Understanding the unknown functions of these genes may lead to the creation of new diagnostic tests for clinical laboratories and anatomic pathology groups
Once again, J. Craig Venter, PhD, is charting new ground in gene sequencing and genomic science. This time his research team has built upon the first synthetic cell they created in 2010 to build a more sophisticated synthetic cell. Their findings from this work may give pathologists and medical laboratory scientists new tools to diagnose disease.
Recently the research team at the J. Craig Venter Institute (JCVI) and Synthetic Genomics, Inc. (SGI) published their latest findings. Among the things they learned is that science still does not understand the functions of about a third of the genes required for their synthetic cells to function. (more…)
Milestone achievement may lead to more sophisticated clinical laboratory tests
Now science can create synthetic life forms and J. Craig Venter, Ph.D., is the first to do it. The landmark feat, which involved building the genome of a bacterium from scratch and incorporating it into a cell, “paves the way for designer organisms that are built rather than evolved,” noted the author of an article in guardian.co.uk.

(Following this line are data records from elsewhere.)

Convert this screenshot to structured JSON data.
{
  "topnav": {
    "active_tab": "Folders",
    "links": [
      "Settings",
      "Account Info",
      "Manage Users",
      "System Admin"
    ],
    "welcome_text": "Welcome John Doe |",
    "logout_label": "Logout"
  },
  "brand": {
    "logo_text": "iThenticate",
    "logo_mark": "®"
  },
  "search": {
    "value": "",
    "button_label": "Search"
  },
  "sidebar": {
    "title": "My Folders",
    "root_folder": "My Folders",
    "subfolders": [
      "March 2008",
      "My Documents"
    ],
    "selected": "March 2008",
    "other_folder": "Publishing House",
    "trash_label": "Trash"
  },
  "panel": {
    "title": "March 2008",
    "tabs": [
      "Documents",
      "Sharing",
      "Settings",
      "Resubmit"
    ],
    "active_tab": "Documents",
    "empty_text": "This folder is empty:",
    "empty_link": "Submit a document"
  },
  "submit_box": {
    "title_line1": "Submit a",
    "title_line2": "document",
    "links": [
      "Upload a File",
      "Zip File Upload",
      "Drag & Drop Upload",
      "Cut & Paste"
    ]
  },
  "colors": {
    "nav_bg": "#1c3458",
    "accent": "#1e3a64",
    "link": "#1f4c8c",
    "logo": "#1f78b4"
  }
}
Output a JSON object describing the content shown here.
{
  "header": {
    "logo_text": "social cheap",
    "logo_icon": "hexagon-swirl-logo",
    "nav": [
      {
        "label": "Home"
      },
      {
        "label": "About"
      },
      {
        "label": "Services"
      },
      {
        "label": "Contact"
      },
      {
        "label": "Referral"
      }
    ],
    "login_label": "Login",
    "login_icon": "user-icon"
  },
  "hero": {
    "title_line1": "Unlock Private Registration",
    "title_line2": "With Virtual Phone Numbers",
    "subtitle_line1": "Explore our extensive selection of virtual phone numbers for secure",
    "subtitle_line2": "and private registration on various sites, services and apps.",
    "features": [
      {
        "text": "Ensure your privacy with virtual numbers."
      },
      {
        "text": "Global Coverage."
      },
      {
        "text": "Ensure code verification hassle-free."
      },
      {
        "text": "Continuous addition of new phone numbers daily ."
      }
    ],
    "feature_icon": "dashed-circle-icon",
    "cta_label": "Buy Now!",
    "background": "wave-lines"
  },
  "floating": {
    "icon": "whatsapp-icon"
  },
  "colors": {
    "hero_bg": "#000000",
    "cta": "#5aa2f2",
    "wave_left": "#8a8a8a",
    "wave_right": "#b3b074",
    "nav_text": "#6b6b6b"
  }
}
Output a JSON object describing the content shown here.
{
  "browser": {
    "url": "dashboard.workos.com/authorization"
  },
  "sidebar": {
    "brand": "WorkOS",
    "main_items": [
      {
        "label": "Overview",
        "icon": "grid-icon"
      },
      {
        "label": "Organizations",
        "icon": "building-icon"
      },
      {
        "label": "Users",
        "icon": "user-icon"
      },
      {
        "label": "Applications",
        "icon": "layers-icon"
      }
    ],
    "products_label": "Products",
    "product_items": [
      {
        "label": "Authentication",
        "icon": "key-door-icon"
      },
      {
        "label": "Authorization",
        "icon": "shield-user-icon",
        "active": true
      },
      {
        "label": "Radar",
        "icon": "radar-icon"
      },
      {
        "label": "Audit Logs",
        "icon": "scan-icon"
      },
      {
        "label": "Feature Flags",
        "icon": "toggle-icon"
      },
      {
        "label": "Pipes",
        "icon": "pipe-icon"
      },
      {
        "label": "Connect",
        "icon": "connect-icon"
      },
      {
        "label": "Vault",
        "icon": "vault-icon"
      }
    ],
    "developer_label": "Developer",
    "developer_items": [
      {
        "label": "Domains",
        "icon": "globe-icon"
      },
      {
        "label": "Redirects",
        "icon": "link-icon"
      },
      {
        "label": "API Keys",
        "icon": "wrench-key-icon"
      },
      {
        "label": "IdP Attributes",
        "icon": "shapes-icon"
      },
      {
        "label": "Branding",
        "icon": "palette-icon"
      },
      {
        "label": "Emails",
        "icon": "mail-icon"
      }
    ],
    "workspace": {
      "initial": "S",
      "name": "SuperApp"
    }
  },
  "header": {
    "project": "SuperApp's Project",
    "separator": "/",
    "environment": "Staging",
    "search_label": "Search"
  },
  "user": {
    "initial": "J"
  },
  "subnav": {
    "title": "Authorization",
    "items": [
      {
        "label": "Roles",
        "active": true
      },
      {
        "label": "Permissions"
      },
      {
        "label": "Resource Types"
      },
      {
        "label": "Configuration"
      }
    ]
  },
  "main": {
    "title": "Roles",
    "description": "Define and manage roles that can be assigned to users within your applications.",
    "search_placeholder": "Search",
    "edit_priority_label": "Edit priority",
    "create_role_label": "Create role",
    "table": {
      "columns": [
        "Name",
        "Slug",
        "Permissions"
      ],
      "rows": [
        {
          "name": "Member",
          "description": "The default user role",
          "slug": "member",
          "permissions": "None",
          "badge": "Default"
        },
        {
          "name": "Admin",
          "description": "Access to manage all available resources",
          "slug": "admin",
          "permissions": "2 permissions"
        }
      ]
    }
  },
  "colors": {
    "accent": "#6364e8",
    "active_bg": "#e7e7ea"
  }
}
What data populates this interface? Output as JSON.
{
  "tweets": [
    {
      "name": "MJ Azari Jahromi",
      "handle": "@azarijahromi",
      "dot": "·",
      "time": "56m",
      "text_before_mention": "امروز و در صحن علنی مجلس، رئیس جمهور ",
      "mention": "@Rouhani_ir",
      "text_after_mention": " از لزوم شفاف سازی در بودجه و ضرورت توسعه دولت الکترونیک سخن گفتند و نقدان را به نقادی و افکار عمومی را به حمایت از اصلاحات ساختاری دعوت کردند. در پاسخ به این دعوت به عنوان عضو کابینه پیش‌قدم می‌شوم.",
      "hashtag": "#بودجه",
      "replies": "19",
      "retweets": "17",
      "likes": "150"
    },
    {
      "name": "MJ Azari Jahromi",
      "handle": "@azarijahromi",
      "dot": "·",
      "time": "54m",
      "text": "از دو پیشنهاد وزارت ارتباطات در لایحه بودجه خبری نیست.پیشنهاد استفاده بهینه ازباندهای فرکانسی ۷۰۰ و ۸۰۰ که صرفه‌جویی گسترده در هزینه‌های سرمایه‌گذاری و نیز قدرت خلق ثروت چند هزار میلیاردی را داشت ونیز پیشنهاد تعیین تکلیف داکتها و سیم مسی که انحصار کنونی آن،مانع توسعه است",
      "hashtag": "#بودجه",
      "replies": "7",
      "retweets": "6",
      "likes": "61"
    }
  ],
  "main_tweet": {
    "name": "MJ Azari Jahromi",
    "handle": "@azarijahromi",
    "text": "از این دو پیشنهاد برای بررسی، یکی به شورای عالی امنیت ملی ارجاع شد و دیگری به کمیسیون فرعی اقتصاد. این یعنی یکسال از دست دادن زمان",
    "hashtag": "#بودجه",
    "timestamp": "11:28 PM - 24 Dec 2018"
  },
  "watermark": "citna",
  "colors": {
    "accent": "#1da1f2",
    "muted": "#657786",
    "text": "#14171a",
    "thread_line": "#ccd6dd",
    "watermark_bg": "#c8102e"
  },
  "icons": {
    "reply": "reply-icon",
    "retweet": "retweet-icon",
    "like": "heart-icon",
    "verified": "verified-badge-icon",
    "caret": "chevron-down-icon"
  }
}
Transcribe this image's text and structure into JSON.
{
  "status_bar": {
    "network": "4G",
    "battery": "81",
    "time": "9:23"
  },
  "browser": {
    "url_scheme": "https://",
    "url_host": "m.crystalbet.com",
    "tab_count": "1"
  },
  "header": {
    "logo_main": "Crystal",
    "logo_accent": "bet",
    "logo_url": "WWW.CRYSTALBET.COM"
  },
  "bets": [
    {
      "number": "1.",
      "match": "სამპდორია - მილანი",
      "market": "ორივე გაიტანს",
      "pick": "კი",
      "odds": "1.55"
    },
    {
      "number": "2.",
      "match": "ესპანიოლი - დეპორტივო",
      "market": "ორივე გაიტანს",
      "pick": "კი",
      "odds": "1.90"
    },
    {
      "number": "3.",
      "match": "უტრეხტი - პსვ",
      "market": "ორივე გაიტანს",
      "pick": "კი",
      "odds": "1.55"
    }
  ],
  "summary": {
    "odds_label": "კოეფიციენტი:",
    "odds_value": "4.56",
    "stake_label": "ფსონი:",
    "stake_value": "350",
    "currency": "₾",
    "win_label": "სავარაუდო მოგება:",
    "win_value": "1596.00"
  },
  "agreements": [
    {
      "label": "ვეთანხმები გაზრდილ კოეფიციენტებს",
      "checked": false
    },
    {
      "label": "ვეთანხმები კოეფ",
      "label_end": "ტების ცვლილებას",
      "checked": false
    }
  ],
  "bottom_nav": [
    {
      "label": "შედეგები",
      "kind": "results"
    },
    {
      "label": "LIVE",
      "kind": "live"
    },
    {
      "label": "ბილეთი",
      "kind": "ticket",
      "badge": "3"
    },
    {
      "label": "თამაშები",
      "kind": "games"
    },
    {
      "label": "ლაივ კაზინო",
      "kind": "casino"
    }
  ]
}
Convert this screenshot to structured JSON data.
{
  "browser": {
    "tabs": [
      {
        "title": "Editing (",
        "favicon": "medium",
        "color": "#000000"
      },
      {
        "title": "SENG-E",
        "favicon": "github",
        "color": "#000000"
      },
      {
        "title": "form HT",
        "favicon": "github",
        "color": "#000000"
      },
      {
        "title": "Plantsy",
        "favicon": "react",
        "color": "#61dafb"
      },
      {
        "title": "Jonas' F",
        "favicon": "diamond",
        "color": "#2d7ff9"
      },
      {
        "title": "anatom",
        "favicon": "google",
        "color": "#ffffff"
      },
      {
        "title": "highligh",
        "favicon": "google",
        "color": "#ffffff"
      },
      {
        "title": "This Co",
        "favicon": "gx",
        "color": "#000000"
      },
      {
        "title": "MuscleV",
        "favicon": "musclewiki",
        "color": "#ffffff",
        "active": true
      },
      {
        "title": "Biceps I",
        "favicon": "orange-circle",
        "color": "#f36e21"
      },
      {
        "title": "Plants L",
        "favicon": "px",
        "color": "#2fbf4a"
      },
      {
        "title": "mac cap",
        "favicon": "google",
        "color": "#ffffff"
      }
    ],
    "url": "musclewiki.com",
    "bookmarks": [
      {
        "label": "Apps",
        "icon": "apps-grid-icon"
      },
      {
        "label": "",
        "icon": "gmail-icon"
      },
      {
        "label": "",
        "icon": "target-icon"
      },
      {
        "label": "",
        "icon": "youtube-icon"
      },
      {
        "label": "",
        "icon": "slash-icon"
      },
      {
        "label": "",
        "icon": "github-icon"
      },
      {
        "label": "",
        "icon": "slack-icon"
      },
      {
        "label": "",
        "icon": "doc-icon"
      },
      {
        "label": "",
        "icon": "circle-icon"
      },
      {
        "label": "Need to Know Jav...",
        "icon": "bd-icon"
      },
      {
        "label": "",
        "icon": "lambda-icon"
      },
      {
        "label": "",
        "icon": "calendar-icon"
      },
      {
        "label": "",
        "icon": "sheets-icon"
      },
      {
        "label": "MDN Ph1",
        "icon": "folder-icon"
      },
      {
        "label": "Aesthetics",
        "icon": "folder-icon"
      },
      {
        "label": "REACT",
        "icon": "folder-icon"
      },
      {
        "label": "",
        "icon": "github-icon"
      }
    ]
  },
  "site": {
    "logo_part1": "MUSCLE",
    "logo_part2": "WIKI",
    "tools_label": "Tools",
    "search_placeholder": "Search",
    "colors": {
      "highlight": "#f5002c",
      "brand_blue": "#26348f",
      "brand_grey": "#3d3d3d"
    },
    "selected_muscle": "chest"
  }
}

J. Craig Venter, Ph.D., best known to pathologists and clinical laboratory scientists for his role in sequencing the first human genome, achieved the feat at the J. Craig Venter Institute in Rockville, Maryland. Venter and his team synthesized the 1.08 million base pair chromosome of a modified Mycoplasma mycoides genome. The synthetic cell, called Mycoplasma mycoides JCVI-syn1.0, is proof of the principle that genomes can be designed in the computer, chemically made in the laboratory, and transplanted into a recipient cell to produce a new self-replicating cell controlled by the synthetic genome. The experiment demonstrates how fast genetic technologies are advancing.